  • 16. Data Security  The data as maintained in flat files is easily accessible and therefore not secure.  Example: the Customer_Transaction file has details about the total available balance of all customers.  A customer wants information about his/her account balance.  In a file system it is difficult to give the customer access to only his/her data in the file.  Thus enforcing security constraints for entire file or for certain data items are difficult.
  • 17. What is the solution?
  • 18. Database Approach  In order to remove all the above limitations of the File Based Approach, a new approach was required that must be more effective known as Database approach.  A database is a computer based record keeping system whose over all purpose is to record and maintain information.  The database is a single, large repository of data, which can be used simultaneously by many departments and users.
  • 19. Where does the DBMS fit?
  • 20. Programming Languages 4GL ( Database Query Languages, Data Manipulation, analysis and Reporting Languages) High-Level Languages Assembly Language Machine Language
  • 21. Difference Between File and DBMS Operations
  • 22. Advantages of DBMS  Controlling redundancy  Enforces integrity constraints  Better security  Better flexibility  Effective data sharing  Enables backup and recovery
  • 24. Non-Redundant Database  In case of centralized database, data can be shared by number of applications and whole college can maintain its data with the following database: Every application can access the information of other’s by joining on the basis of column ( Rollno )
  • 25. Enforcing Integrity Constraints  Integrity of data means that data in database is always accurate.  Integrity constraints are enforced on database.  Example: Let us consider the case of college database and suppose that college having only Btech, Mtech, MCA, MSc, BCA, BBA and Bcom. But if a user enters the class MS, then incorrect information must not be stored in database and must be prompted that this is an invalid entry. Integrity is to be enforced on class attribute.  In file system this constraint must be enforced an all the application separately.  In case of DBMS this integrity constraint is applied only once on the class field of the General Office.
  • 26. How to enforce integrity?  Integrity rules:  Entity Integrity rule: Primary key value should not be null (Mandatory field)  Referential Integrity: The values of foreign key should match the primary key in parent table.
  • 27. Solution to concurrency Anomaly S (Shared Lock) X (Exclusive Lock) S true false X false True
  • 28. Locks T1 • Lock-X(B); • Read(B,b); • b:=b-50; • Write(B,b); • Unlock(B); • Lock-X(A); • Read(A,a); • a:=a+50; • Write(A,a) • Unlock(A); T2 • Lock-S(A); • Read(A,a); • Unlock(A); • Lock-S(B) • Read(B,b); • Unlock(B); • Display(a+b);

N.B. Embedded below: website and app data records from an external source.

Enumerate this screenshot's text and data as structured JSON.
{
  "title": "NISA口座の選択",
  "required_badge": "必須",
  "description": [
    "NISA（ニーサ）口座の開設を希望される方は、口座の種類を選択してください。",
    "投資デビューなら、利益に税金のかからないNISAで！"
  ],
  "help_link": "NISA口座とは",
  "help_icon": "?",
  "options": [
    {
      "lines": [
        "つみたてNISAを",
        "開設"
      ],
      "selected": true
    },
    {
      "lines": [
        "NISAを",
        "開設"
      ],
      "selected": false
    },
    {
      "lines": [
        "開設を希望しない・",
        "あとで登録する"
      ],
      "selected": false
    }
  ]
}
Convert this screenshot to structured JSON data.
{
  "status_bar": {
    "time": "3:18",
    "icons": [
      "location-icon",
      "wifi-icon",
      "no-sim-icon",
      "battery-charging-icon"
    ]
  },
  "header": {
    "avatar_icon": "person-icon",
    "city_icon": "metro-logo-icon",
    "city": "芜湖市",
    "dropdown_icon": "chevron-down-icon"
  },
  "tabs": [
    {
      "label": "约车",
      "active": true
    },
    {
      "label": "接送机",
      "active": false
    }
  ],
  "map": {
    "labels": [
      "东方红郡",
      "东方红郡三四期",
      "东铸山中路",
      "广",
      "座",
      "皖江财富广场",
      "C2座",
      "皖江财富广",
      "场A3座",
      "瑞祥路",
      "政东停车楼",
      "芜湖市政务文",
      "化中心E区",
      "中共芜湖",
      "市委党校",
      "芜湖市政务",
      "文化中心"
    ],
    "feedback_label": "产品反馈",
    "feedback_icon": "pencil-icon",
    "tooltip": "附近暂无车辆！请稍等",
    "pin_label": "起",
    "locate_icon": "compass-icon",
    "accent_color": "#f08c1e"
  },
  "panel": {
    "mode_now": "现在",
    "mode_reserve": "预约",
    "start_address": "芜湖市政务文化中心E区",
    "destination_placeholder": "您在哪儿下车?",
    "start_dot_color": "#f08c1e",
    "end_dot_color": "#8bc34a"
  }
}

  • 29. Schedule 1 T1 • Lock-X(B); • Read(B,b); • b:=b-50; • Write(B,b) • Unlock(B) • Lock-X(A) • Read(A,a) • a:=a+50; • Write(A,a) • Unlock(A); T2 • Lock-S(A); • Read(A,a); • Unlock(A); • Lock-S(B) • Read(B,b); • Unlock(B); • Display(a+b); Concurrency-control manager • Grant-X(B,T1) • Grant-S(A,T2) • Grant-S(B,T2) • Grant-X(A,T2)
  • 30. Difference between file system and DBMS